> [AIM OF THE TASK]:
Every line containing the string "Armature" is to be copied from the records.

[Dataset rows describing interfaces]
+---+

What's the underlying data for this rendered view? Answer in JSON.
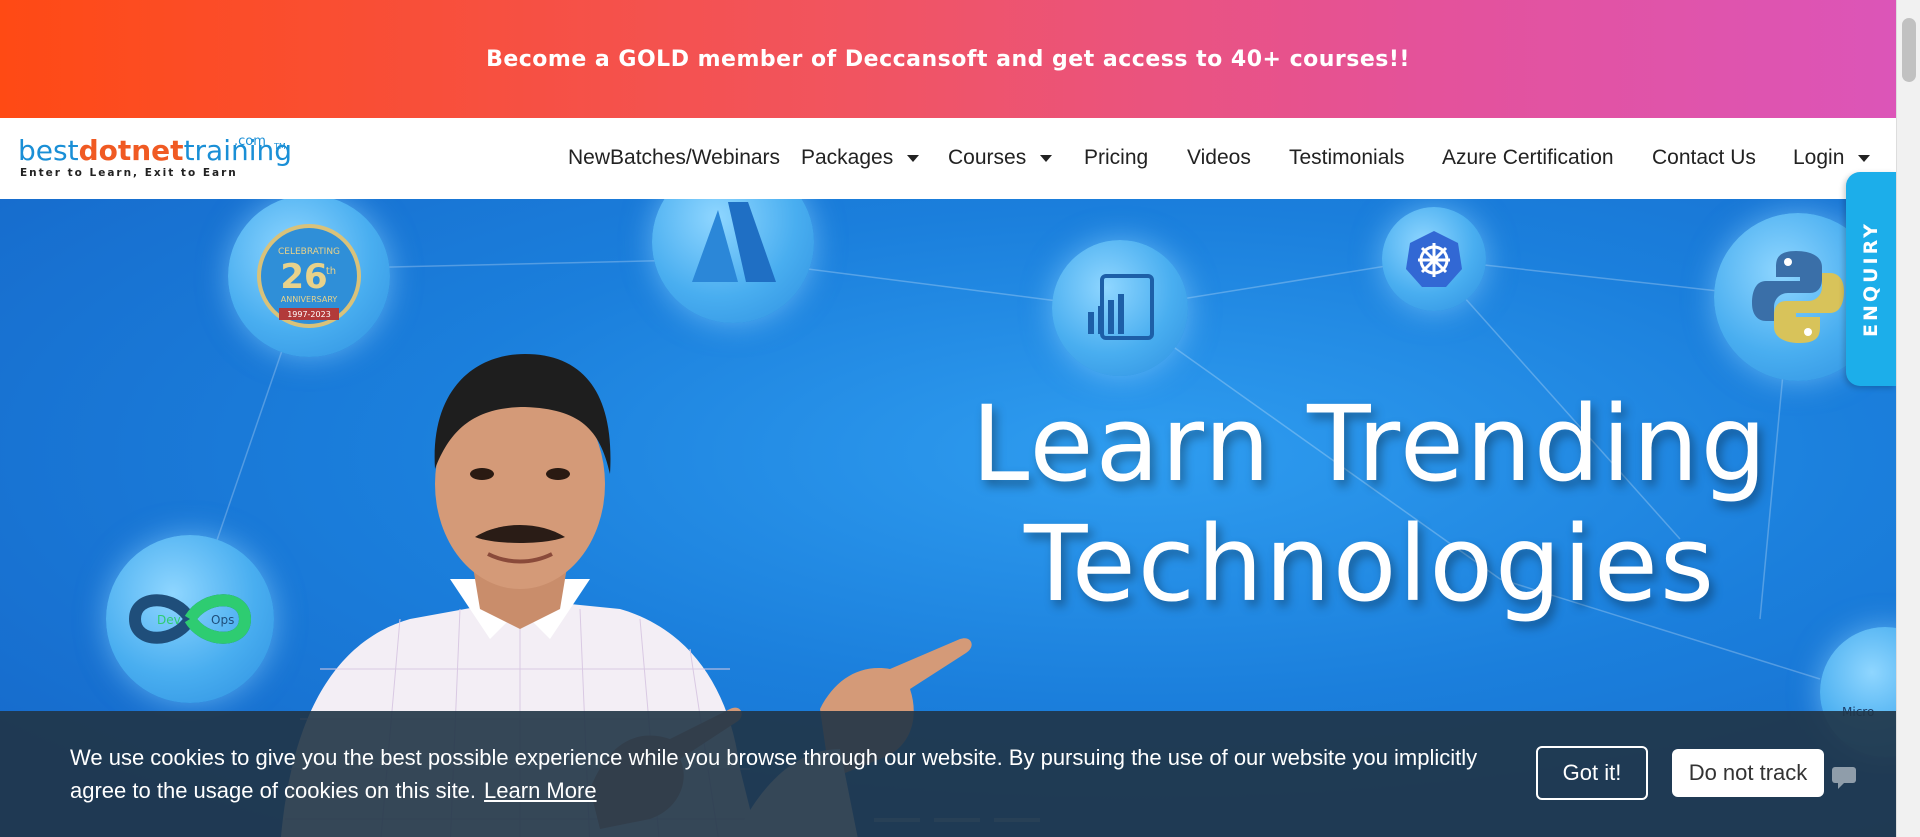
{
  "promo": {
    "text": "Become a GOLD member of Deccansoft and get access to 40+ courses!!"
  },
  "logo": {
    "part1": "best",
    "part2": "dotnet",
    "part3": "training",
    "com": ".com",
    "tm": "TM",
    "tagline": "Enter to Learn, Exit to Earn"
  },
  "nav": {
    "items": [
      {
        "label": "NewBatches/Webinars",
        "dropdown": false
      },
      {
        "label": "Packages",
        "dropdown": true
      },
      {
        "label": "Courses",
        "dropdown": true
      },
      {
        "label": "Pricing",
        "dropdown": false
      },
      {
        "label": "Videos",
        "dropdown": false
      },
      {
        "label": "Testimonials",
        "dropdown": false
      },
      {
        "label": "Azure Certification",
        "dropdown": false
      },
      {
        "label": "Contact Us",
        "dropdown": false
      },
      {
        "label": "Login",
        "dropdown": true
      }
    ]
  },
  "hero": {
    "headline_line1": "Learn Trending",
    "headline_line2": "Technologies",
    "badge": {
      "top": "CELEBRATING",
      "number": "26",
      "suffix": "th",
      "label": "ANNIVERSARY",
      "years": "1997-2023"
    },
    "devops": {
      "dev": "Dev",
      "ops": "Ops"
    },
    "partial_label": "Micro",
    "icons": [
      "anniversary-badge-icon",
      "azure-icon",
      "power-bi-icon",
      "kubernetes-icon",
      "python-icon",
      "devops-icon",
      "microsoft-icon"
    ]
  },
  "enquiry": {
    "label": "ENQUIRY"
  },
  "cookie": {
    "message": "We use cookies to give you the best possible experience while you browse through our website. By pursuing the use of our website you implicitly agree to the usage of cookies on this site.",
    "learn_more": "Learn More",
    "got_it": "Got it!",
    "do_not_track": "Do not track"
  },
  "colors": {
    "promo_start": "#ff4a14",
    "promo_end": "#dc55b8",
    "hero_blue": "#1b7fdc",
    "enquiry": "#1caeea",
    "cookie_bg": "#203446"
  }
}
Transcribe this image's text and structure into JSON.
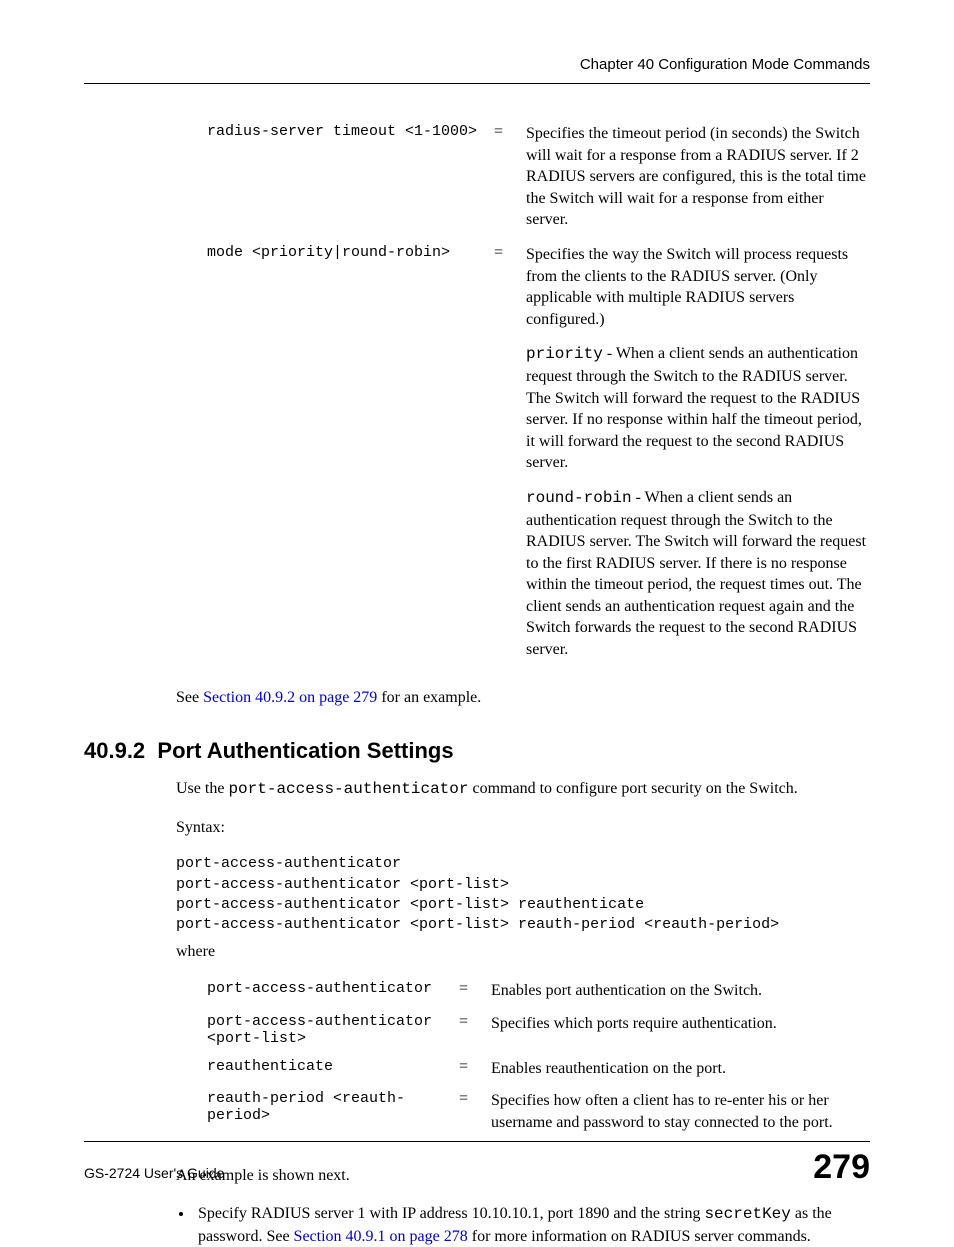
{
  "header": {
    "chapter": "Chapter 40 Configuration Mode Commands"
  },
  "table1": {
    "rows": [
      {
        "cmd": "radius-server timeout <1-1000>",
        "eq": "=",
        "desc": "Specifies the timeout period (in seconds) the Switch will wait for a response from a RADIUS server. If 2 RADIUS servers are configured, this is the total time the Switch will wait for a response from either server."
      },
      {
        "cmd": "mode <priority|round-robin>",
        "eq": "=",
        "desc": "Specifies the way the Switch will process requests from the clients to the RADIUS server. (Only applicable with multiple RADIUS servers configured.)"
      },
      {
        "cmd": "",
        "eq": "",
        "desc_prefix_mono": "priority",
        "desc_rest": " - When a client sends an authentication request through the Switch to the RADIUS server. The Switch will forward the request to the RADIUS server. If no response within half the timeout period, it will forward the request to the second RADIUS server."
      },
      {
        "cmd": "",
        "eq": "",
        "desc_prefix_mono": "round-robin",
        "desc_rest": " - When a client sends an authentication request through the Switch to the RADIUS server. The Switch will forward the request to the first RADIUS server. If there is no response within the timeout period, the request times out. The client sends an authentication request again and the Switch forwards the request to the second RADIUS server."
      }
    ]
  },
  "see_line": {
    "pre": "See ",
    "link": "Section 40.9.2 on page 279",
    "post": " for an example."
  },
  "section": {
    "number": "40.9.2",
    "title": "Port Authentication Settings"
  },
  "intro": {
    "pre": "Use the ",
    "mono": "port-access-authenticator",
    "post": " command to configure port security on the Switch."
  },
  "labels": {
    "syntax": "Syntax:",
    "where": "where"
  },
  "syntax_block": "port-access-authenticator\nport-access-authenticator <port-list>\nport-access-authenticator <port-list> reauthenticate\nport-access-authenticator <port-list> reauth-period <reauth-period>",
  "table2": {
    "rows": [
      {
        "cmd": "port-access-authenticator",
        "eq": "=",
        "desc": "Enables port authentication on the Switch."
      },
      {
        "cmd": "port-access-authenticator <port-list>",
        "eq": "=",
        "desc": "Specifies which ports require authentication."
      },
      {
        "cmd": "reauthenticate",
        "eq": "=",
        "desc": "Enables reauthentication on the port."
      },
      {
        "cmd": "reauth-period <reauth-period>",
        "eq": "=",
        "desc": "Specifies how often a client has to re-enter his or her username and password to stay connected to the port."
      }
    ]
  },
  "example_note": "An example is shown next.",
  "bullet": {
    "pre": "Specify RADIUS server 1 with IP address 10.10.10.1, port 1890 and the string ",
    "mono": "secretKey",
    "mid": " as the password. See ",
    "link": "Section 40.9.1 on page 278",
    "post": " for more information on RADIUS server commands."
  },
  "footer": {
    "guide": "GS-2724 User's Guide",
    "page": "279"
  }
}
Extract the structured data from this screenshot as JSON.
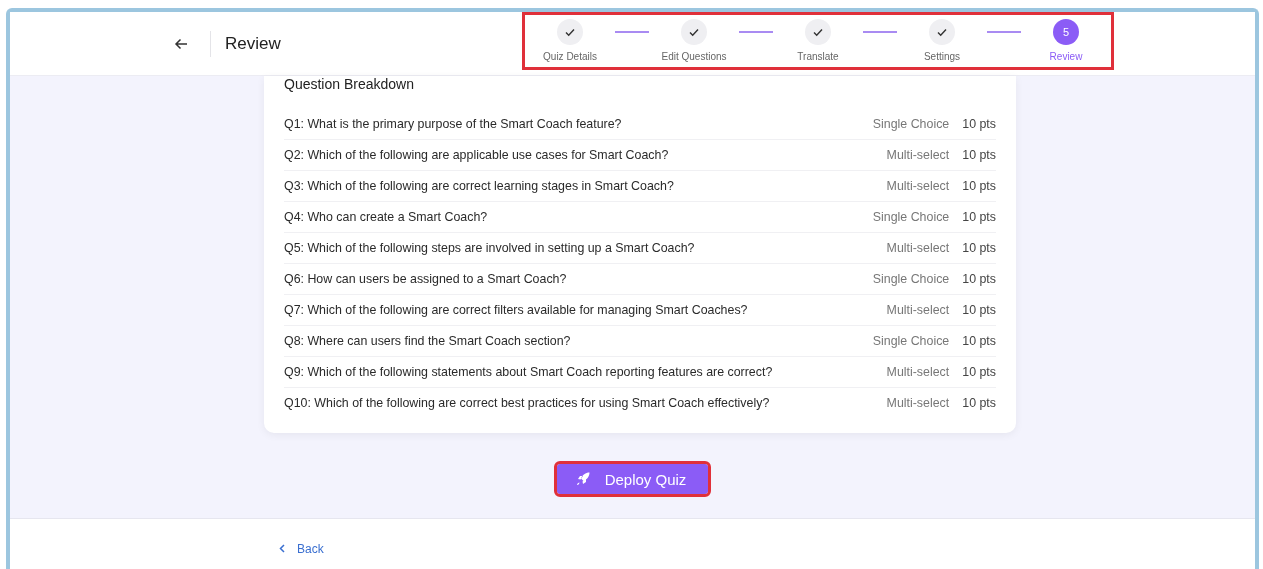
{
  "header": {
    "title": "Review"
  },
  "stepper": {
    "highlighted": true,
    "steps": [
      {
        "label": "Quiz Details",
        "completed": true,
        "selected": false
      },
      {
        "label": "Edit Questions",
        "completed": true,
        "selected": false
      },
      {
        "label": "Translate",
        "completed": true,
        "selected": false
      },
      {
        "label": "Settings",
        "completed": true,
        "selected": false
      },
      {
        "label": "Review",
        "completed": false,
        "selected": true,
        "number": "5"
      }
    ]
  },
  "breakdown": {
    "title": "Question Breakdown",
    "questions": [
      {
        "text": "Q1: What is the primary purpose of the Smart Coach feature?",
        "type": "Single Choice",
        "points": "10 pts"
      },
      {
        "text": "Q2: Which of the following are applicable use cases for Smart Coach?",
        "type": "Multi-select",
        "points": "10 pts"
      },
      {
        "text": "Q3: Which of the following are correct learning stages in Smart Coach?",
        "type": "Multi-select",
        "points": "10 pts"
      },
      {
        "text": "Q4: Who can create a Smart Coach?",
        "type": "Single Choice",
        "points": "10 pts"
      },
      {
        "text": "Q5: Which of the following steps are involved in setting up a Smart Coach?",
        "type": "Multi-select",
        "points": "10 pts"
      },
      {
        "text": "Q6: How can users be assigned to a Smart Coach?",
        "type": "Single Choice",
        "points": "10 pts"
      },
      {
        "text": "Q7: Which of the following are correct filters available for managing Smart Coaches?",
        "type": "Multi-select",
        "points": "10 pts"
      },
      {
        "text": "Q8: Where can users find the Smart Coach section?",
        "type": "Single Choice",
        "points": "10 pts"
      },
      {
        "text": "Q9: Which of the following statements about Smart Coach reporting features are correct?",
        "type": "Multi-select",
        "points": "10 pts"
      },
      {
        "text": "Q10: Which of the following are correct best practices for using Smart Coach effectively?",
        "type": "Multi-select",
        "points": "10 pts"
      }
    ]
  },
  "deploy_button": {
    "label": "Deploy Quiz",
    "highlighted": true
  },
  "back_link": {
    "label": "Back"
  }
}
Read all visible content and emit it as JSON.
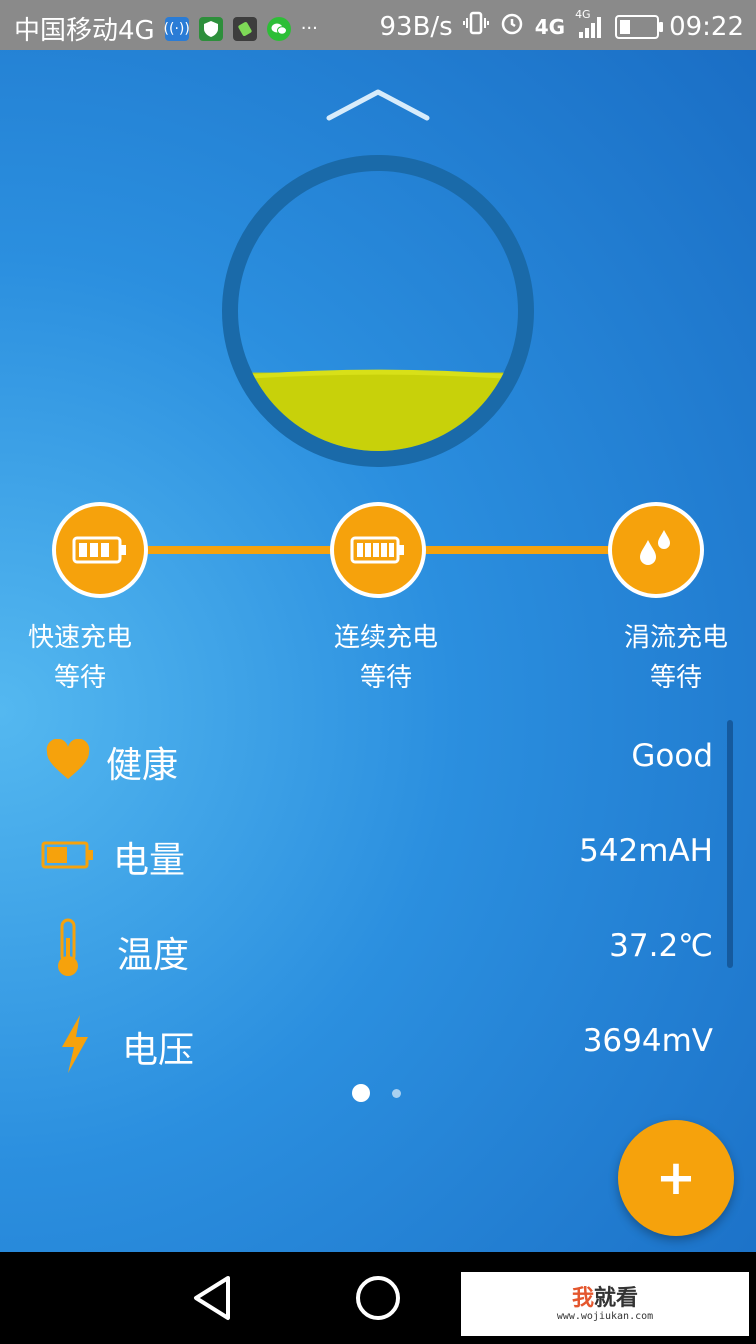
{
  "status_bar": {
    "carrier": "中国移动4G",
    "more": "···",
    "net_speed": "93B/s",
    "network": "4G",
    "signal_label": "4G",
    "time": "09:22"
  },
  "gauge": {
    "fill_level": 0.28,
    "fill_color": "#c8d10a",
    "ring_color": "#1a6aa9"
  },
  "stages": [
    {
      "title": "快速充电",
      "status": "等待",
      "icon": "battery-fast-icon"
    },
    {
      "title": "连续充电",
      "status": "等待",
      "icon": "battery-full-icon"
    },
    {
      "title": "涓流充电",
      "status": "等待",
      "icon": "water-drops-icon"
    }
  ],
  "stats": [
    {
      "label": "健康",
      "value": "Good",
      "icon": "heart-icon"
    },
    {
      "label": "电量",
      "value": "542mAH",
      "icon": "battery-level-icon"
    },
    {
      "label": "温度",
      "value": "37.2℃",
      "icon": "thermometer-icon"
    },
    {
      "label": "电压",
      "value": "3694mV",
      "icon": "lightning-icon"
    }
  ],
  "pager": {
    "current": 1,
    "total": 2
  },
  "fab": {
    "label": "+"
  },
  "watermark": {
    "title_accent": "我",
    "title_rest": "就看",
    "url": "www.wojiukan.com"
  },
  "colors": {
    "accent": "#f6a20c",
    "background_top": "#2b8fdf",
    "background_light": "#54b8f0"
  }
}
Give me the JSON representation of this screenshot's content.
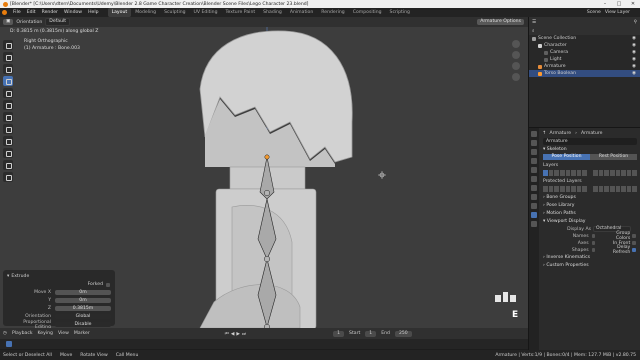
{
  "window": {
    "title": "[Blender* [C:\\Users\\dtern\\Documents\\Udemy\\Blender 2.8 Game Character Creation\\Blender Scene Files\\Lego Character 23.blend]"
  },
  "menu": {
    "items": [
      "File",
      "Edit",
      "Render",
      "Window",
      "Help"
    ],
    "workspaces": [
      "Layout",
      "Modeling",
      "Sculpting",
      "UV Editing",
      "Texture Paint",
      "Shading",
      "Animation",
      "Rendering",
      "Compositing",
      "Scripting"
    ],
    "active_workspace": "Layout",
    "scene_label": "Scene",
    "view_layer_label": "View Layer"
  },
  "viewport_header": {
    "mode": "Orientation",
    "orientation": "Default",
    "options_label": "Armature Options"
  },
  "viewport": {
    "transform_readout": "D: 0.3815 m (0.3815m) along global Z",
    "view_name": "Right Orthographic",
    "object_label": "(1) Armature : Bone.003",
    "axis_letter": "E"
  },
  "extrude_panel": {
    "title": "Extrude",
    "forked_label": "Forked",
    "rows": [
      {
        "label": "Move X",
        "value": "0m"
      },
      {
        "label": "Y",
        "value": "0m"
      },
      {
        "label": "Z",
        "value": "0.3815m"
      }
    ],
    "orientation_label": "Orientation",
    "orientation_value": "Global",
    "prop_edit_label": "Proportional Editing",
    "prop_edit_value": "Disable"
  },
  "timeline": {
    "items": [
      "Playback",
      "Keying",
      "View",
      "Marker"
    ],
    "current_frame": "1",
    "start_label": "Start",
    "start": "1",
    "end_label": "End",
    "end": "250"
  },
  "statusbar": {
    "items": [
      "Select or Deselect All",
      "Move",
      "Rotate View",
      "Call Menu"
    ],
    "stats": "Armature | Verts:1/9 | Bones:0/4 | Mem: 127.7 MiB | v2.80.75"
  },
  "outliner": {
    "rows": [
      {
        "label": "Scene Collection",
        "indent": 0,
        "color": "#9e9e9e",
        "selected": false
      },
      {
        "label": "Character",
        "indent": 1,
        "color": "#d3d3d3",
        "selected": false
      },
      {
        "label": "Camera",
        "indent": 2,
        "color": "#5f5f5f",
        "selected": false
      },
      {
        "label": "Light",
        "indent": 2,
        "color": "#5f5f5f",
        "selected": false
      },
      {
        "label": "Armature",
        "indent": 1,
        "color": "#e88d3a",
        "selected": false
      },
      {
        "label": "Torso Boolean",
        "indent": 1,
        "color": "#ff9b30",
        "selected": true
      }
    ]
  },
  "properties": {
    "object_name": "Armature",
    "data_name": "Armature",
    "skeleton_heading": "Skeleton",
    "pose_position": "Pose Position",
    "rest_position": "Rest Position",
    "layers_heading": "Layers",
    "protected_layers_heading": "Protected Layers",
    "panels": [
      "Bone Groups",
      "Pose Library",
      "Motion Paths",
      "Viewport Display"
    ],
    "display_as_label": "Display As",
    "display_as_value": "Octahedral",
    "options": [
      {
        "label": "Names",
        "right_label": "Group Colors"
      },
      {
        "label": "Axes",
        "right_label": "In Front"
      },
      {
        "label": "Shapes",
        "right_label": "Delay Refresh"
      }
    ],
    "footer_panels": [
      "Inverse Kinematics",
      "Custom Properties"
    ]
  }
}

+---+

> [WRITTEN ANSWER]:
    "options_label": "Armature Options"
    "object_label": "(1) Armature : Bone.003",
    "stats": "Armature | Verts:1/9 | Bones:0/4 | Mem: 127.7 MiB | v2.80.75"
        "label": "Armature",
    "object_name": "Armature",
    "data_name": "Armature",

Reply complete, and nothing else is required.